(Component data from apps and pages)
———
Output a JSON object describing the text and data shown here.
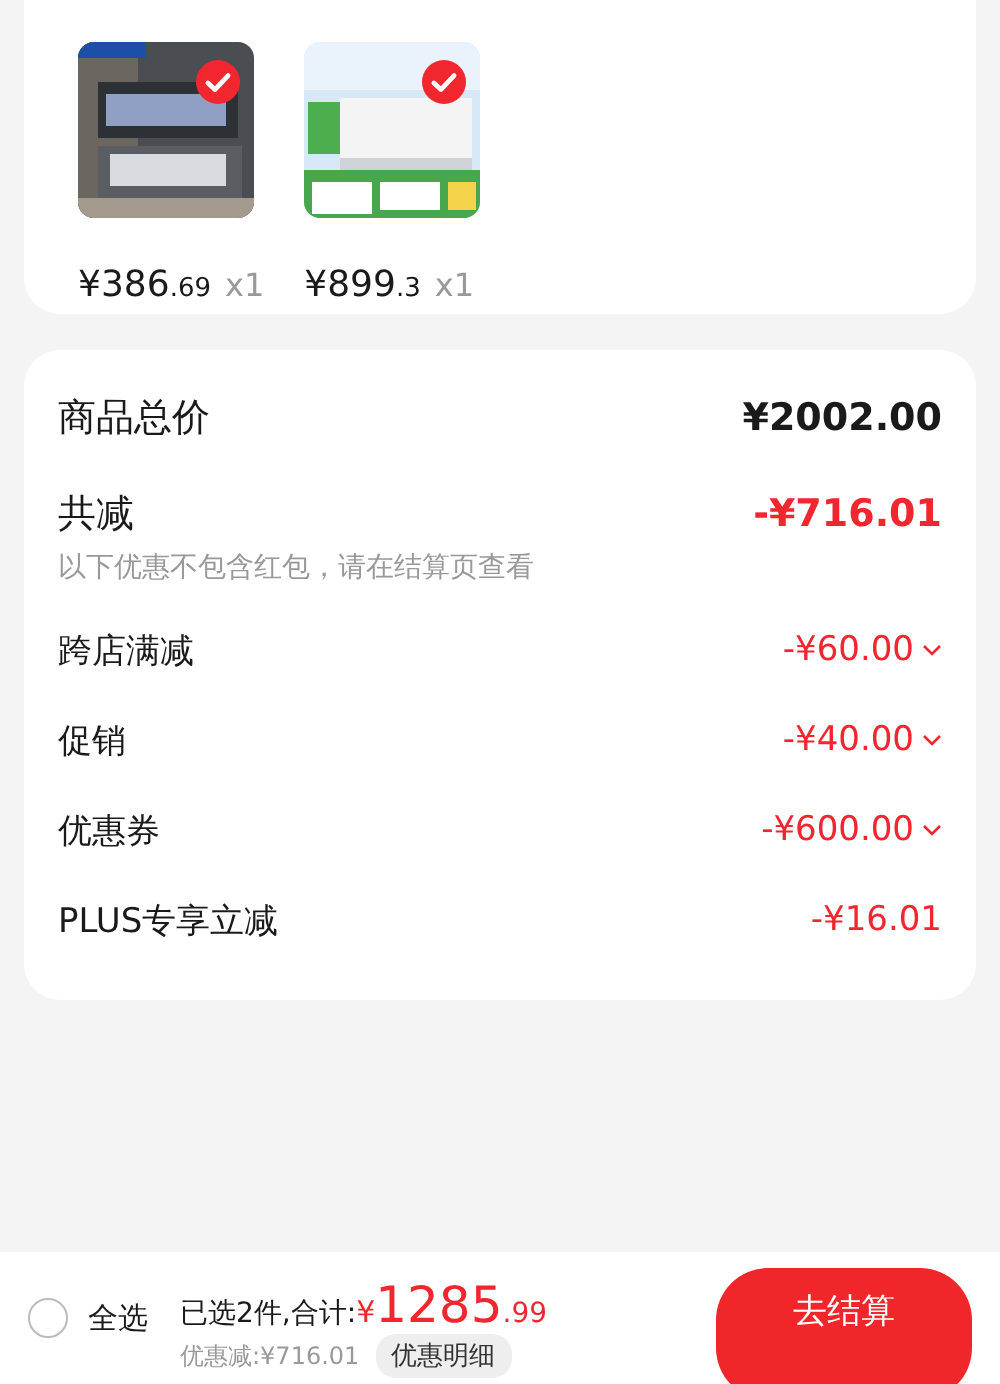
{
  "products": [
    {
      "kind": "picture",
      "checked": true,
      "price_main": "¥386",
      "price_decimal": ".69",
      "quantity": "x1"
    },
    {
      "kind": "picture",
      "checked": true,
      "price_main": "¥899",
      "price_decimal": ".3",
      "quantity": "x1"
    }
  ],
  "summary": {
    "total_label": "商品总价",
    "total_value": "¥2002.00",
    "reduce_label": "共减",
    "reduce_value": "-¥716.01",
    "note": "以下优惠不包含红包，请在结算页查看",
    "discounts": [
      {
        "label": "跨店满减",
        "value": "-¥60.00",
        "expandable": true
      },
      {
        "label": "促销",
        "value": "-¥40.00",
        "expandable": true
      },
      {
        "label": "优惠券",
        "value": "-¥600.00",
        "expandable": true
      },
      {
        "label": "PLUS专享立减",
        "value": "-¥16.01",
        "expandable": false
      }
    ]
  },
  "footer": {
    "select_all": {
      "label": "全选",
      "checked": false
    },
    "selected_text": "已选2件,合计:",
    "currency": "¥",
    "total_main": "1285",
    "total_decimal": ".99",
    "saved": "优惠减:¥716.01",
    "details_button": "优惠明细",
    "checkout_button": "去结算"
  }
}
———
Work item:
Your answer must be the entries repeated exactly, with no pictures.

Problem solution:
Output a JSON object describing the text and data shown here.
{
  "products": [
    {
      "kind": "picture",
      "checked": true,
      "price_main": "¥386",
      "price_decimal": ".69",
      "quantity": "x1"
    },
    {
      "kind": "picture",
      "checked": true,
      "price_main": "¥899",
      "price_decimal": ".3",
      "quantity": "x1"
    }
  ],
  "summary": {
    "total_label": "商品总价",
    "total_value": "¥2002.00",
    "reduce_label": "共减",
    "reduce_value": "-¥716.01",
    "note": "以下优惠不包含红包，请在结算页查看",
    "discounts": [
      {
        "label": "跨店满减",
        "value": "-¥60.00",
        "expandable": true
      },
      {
        "label": "促销",
        "value": "-¥40.00",
        "expandable": true
      },
      {
        "label": "优惠券",
        "value": "-¥600.00",
        "expandable": true
      },
      {
        "label": "PLUS专享立减",
        "value": "-¥16.01",
        "expandable": false
      }
    ]
  },
  "footer": {
    "select_all": {
      "label": "全选",
      "checked": false
    },
    "selected_text": "已选2件,合计:",
    "currency": "¥",
    "total_main": "1285",
    "total_decimal": ".99",
    "saved": "优惠减:¥716.01",
    "details_button": "优惠明细",
    "checkout_button": "去结算"
  }
}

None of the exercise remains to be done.